- _What to do_
Nothing except the pictures should be left out when you reproduce the listing exactly.

━━━━━━━━

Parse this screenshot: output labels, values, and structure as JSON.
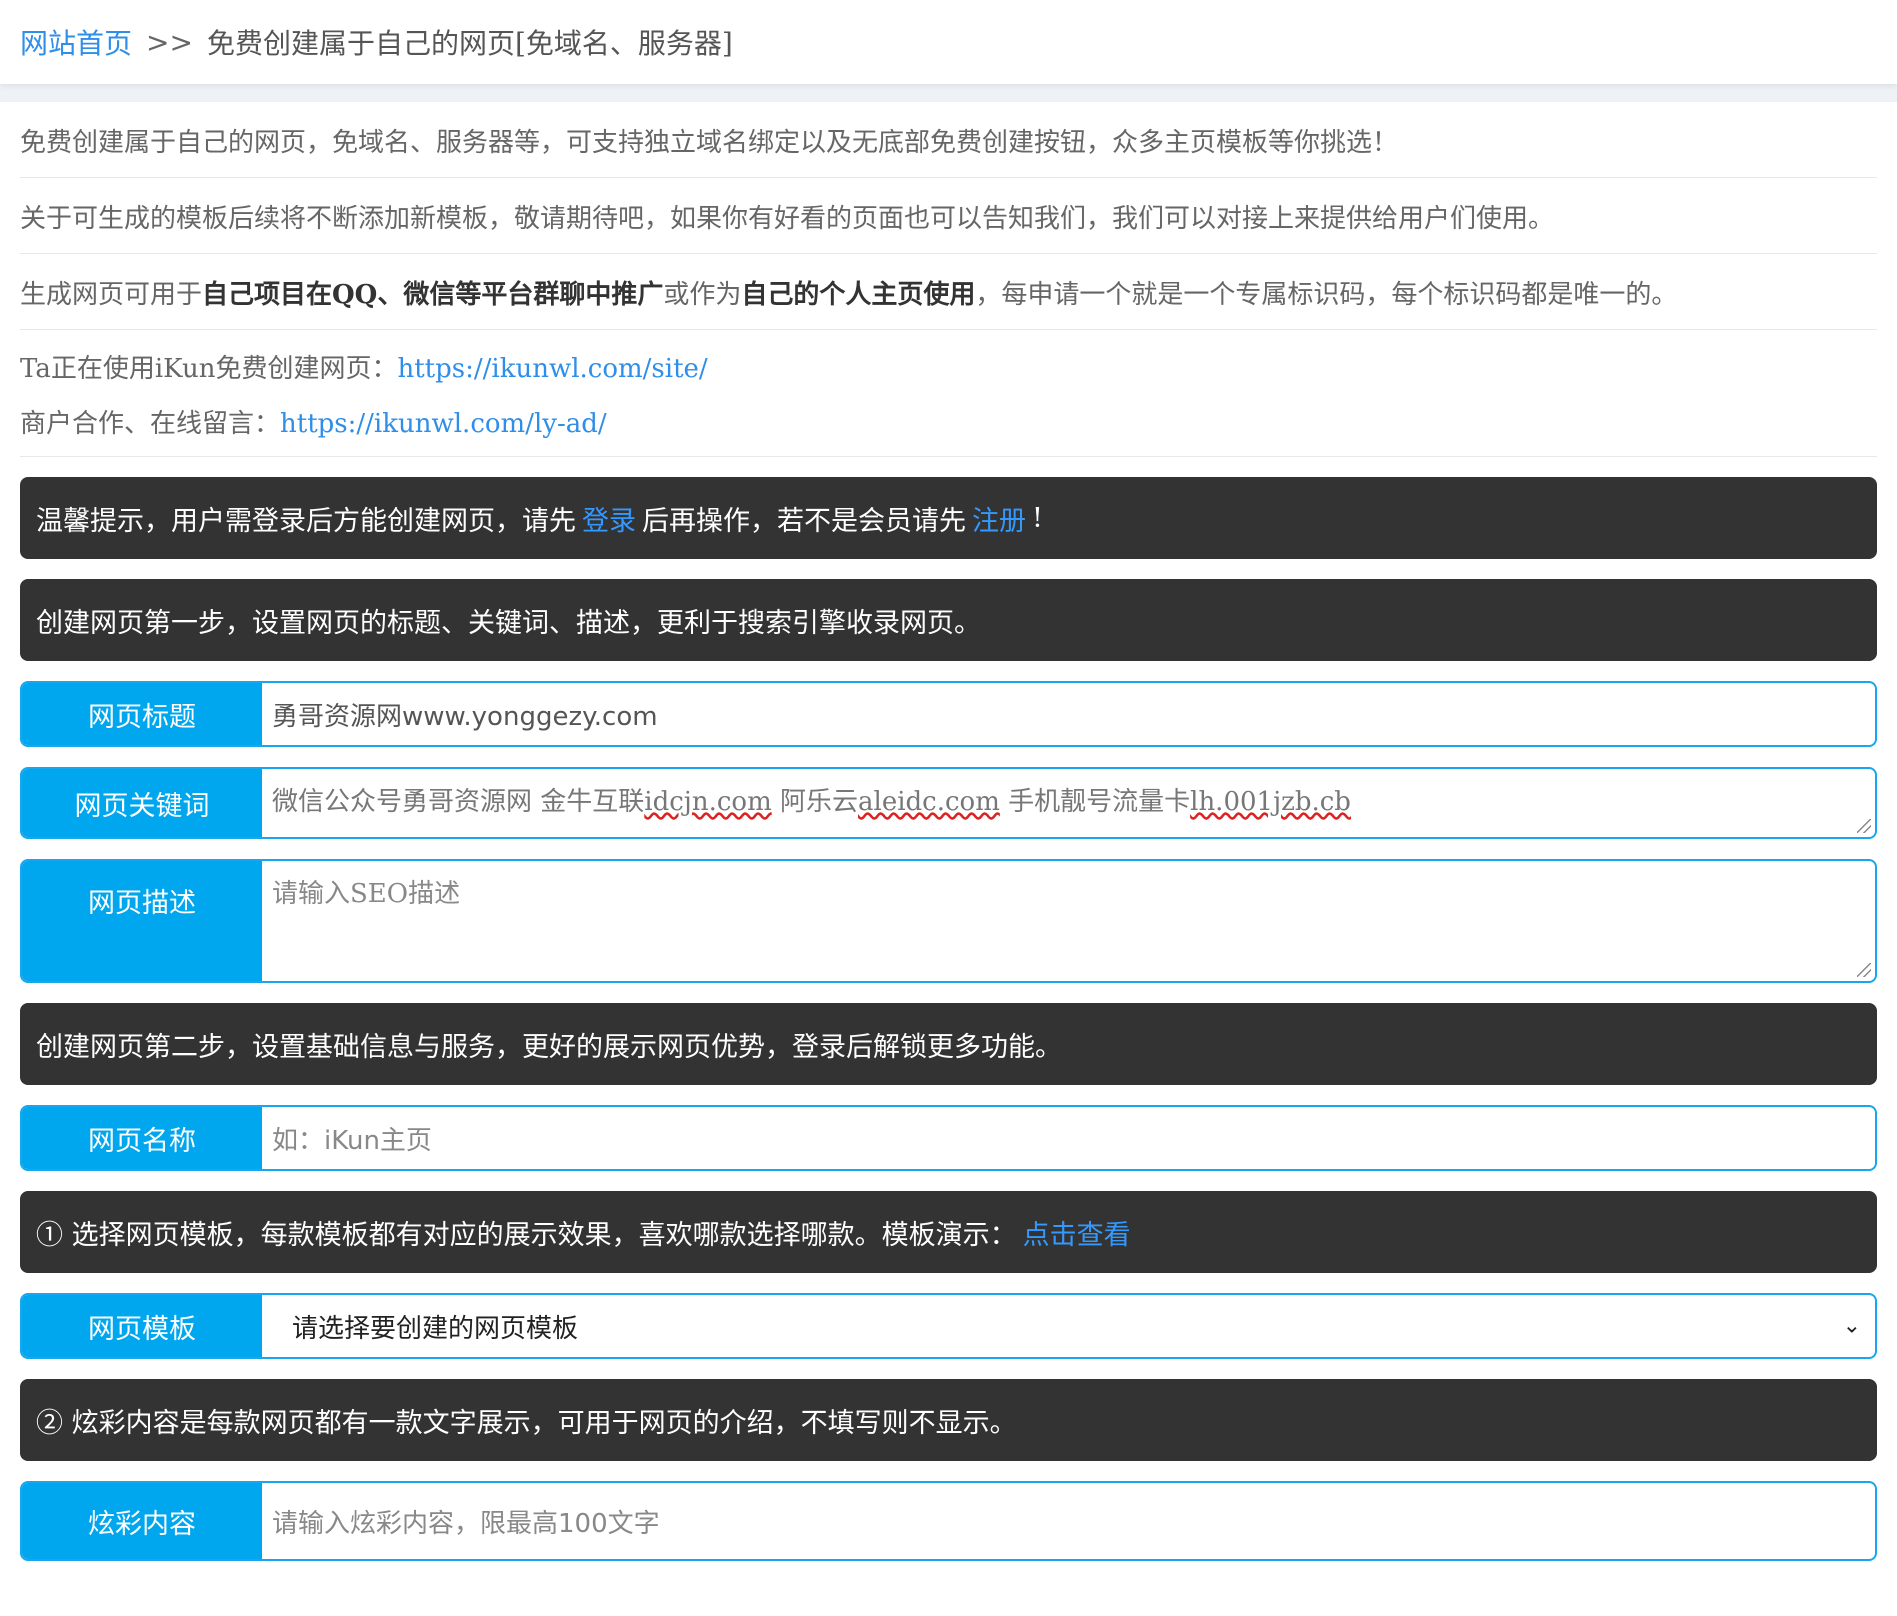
{
  "breadcrumb": {
    "home": "网站首页",
    "separator": ">>",
    "current": "免费创建属于自己的网页[免域名、服务器]"
  },
  "intro": {
    "line1": "免费创建属于自己的网页，免域名、服务器等，可支持独立域名绑定以及无底部免费创建按钮，众多主页模板等你挑选！",
    "line2": "关于可生成的模板后续将不断添加新模板，敬请期待吧，如果你有好看的页面也可以告知我们，我们可以对接上来提供给用户们使用。",
    "line3_a": "生成网页可用于",
    "line3_b": "自己项目在QQ、微信等平台群聊中推广",
    "line3_c": "或作为",
    "line3_d": "自己的个人主页使用",
    "line3_e": "，每申请一个就是一个专属标识码，每个标识码都是唯一的。"
  },
  "links": {
    "site_label": "Ta正在使用iKun免费创建网页：",
    "site_url": "https://ikunwl.com/site/",
    "ad_label": "商户合作、在线留言：",
    "ad_url": "https://ikunwl.com/ly-ad/"
  },
  "notices": {
    "login_a": "温馨提示，用户需登录后方能创建网页，请先",
    "login_link": "登录",
    "login_b": "后再操作，若不是会员请先",
    "register_link": "注册",
    "login_c": "!",
    "step1": "创建网页第一步，设置网页的标题、关键词、描述，更利于搜索引擎收录网页。",
    "step2": "创建网页第二步，设置基础信息与服务，更好的展示网页优势，登录后解锁更多功能。",
    "template_tip": "① 选择网页模板，每款模板都有对应的展示效果，喜欢哪款选择哪款。模板演示：",
    "template_link": "点击查看",
    "color_tip": "② 炫彩内容是每款网页都有一款文字展示，可用于网页的介绍，不填写则不显示。"
  },
  "fields": {
    "title_label": "网页标题",
    "title_value": "勇哥资源网www.yonggezy.com",
    "keywords_label": "网页关键词",
    "keywords_a": "微信公众号勇哥资源网  金牛互联",
    "keywords_b": "idcjn.com",
    "keywords_c": " 阿乐云",
    "keywords_d": "aleidc.com",
    "keywords_e": " 手机靓号流量卡",
    "keywords_f": "lh.001jzb.cb",
    "desc_label": "网页描述",
    "desc_placeholder": "请输入SEO描述",
    "name_label": "网页名称",
    "name_placeholder": "如：iKun主页",
    "template_label": "网页模板",
    "template_selected": "请选择要创建的网页模板",
    "color_label": "炫彩内容",
    "color_placeholder": "请输入炫彩内容，限最高100文字"
  }
}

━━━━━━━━

- _Problem solution_
Parse this screenshot: output labels, values, and structure as JSON.
{
  "breadcrumb": {
    "home": "网站首页",
    "separator": ">>",
    "current": "免费创建属于自己的网页[免域名、服务器]"
  },
  "intro": {
    "line1": "免费创建属于自己的网页，免域名、服务器等，可支持独立域名绑定以及无底部免费创建按钮，众多主页模板等你挑选！",
    "line2": "关于可生成的模板后续将不断添加新模板，敬请期待吧，如果你有好看的页面也可以告知我们，我们可以对接上来提供给用户们使用。",
    "line3_a": "生成网页可用于",
    "line3_b": "自己项目在QQ、微信等平台群聊中推广",
    "line3_c": "或作为",
    "line3_d": "自己的个人主页使用",
    "line3_e": "，每申请一个就是一个专属标识码，每个标识码都是唯一的。"
  },
  "links": {
    "site_label": "Ta正在使用iKun免费创建网页：",
    "site_url": "https://ikunwl.com/site/",
    "ad_label": "商户合作、在线留言：",
    "ad_url": "https://ikunwl.com/ly-ad/"
  },
  "notices": {
    "login_a": "温馨提示，用户需登录后方能创建网页，请先",
    "login_link": "登录",
    "login_b": "后再操作，若不是会员请先",
    "register_link": "注册",
    "login_c": "!",
    "step1": "创建网页第一步，设置网页的标题、关键词、描述，更利于搜索引擎收录网页。",
    "step2": "创建网页第二步，设置基础信息与服务，更好的展示网页优势，登录后解锁更多功能。",
    "template_tip": "① 选择网页模板，每款模板都有对应的展示效果，喜欢哪款选择哪款。模板演示：",
    "template_link": "点击查看",
    "color_tip": "② 炫彩内容是每款网页都有一款文字展示，可用于网页的介绍，不填写则不显示。"
  },
  "fields": {
    "title_label": "网页标题",
    "title_value": "勇哥资源网www.yonggezy.com",
    "keywords_label": "网页关键词",
    "keywords_a": "微信公众号勇哥资源网  金牛互联",
    "keywords_b": "idcjn.com",
    "keywords_c": " 阿乐云",
    "keywords_d": "aleidc.com",
    "keywords_e": " 手机靓号流量卡",
    "keywords_f": "lh.001jzb.cb",
    "desc_label": "网页描述",
    "desc_placeholder": "请输入SEO描述",
    "name_label": "网页名称",
    "name_placeholder": "如：iKun主页",
    "template_label": "网页模板",
    "template_selected": "请选择要创建的网页模板",
    "color_label": "炫彩内容",
    "color_placeholder": "请输入炫彩内容，限最高100文字"
  }
}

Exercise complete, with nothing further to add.